(Provided information begins)
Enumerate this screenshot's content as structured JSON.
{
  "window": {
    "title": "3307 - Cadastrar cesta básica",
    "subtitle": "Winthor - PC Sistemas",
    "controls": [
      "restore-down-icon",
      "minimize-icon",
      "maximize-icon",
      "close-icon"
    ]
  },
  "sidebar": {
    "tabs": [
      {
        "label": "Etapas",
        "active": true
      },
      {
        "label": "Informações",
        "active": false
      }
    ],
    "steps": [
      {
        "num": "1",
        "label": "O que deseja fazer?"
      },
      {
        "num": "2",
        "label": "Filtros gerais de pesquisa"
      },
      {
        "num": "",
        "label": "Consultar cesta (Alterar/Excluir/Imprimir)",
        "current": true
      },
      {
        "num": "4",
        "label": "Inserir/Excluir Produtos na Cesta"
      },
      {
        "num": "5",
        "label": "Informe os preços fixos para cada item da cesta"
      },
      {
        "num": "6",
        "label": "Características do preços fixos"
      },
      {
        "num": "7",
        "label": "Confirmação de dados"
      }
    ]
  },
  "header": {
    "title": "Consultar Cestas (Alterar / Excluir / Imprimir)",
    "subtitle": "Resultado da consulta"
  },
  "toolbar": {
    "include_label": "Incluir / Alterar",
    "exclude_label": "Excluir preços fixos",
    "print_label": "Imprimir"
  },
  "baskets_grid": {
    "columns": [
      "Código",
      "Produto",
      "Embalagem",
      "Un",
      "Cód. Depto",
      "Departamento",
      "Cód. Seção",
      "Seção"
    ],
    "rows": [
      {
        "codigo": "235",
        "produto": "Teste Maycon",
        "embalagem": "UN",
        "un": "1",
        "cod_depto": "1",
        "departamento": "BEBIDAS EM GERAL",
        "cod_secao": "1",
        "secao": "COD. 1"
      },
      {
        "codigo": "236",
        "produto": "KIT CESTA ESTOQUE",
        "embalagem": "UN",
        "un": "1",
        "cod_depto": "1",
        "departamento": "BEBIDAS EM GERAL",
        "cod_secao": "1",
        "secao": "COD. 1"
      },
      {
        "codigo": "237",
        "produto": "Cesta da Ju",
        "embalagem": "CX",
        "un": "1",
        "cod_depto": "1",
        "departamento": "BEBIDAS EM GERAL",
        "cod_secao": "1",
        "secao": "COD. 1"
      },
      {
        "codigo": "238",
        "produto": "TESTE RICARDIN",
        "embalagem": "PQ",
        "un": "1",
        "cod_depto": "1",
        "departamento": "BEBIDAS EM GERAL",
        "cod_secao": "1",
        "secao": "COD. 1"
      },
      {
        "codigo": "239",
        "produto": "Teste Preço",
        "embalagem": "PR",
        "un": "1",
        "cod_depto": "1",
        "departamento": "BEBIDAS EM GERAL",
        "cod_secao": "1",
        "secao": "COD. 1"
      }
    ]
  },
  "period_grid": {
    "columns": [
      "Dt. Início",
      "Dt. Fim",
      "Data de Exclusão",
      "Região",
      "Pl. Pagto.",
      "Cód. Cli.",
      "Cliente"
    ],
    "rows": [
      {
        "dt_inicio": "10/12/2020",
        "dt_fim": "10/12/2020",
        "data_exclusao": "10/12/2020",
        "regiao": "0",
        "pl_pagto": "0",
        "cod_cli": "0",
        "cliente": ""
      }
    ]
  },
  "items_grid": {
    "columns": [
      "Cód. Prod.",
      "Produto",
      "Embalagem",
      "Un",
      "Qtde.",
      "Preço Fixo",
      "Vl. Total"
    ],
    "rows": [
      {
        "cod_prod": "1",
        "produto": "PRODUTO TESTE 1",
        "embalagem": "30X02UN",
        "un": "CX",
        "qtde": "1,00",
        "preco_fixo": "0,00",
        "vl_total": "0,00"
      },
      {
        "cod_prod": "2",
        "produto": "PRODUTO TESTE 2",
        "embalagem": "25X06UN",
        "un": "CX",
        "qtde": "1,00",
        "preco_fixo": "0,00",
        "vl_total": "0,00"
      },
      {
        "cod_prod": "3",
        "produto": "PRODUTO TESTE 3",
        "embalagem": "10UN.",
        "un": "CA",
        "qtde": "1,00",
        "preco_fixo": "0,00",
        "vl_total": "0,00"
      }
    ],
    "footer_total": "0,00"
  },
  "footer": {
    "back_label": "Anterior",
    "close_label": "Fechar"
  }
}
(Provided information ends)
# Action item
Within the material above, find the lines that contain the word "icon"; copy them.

# Written answer
      "restore-down-icon",
      "minimize-icon",
      "maximize-icon",
      "close-icon"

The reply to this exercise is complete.